DATA IN THIS EXERCISE:
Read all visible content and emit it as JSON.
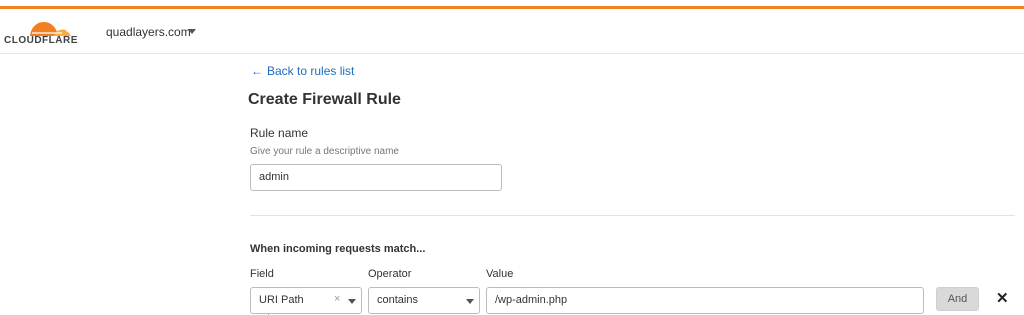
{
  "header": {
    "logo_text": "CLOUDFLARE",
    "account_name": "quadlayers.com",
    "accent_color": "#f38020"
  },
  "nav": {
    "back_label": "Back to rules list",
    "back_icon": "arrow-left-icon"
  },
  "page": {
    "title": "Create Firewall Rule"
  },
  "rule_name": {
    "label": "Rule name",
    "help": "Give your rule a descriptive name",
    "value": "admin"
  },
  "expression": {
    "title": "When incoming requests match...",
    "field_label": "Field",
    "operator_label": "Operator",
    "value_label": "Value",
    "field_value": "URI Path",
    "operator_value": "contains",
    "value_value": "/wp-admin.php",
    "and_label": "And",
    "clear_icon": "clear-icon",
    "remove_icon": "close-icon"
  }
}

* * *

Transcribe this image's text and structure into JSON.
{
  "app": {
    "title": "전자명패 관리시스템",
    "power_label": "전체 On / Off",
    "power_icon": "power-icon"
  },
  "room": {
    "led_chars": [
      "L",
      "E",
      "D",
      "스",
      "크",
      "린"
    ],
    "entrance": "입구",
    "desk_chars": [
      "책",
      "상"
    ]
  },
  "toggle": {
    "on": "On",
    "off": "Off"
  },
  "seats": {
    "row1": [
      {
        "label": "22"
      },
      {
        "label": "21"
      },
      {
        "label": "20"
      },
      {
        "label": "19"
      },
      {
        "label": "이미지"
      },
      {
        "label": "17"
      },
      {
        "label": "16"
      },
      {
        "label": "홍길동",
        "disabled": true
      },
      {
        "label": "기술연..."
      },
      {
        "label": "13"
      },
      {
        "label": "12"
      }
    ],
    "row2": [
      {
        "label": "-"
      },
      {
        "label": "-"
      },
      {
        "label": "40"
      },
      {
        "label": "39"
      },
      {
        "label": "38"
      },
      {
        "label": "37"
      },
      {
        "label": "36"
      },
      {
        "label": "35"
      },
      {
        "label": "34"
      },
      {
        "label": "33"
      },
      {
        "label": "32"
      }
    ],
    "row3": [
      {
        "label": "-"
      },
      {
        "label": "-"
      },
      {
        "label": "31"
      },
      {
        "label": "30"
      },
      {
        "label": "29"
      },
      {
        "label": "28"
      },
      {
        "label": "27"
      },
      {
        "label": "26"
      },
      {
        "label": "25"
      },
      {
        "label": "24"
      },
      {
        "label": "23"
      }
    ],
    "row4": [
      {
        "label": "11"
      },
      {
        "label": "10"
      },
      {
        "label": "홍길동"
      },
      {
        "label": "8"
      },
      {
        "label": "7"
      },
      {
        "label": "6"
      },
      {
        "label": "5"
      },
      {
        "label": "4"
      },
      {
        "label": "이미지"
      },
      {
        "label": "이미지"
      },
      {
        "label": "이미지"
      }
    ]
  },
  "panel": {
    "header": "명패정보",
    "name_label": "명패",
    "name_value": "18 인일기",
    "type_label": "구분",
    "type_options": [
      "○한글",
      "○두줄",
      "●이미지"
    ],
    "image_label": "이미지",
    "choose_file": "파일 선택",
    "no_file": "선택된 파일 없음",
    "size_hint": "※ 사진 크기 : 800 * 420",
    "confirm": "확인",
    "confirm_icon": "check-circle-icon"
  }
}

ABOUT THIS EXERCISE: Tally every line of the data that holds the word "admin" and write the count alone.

TASK RESPONSE: 2